YOUR ASSIGNMENT:
Where does the word "button" occur in the data below? Copy each line that holds it.

Records excerpted from a collection:
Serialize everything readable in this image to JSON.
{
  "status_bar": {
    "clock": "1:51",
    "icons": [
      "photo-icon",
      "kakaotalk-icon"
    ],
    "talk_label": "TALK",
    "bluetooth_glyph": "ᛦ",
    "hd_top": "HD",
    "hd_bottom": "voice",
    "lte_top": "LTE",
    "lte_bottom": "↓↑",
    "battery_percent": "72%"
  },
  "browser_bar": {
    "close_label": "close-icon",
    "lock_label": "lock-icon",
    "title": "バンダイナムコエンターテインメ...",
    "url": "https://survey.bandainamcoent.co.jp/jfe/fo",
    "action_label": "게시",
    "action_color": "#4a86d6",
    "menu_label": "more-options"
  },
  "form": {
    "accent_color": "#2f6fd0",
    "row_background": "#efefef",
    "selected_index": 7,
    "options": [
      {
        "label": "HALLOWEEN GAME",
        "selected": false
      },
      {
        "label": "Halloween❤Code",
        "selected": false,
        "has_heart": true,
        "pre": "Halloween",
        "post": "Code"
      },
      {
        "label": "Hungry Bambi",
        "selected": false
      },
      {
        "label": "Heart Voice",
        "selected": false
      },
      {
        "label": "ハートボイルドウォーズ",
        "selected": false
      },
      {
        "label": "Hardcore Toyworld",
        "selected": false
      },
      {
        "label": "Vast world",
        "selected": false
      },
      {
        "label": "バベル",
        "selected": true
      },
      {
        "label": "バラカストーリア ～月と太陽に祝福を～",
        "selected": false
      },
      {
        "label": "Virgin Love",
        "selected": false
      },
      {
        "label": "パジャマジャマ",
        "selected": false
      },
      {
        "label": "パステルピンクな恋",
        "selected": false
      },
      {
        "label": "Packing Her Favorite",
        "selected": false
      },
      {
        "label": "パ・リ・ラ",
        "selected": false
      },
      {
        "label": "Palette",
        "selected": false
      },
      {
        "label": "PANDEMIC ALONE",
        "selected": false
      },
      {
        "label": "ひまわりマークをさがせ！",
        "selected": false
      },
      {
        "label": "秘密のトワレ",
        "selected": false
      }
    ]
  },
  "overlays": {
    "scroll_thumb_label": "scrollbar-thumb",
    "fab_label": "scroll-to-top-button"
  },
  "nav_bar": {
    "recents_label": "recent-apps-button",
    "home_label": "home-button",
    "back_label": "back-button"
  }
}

ANSWER TO THIS TASK:
    "fab_label": "scroll-to-top-button"
    "recents_label": "recent-apps-button",
    "home_label": "home-button",
    "back_label": "back-button"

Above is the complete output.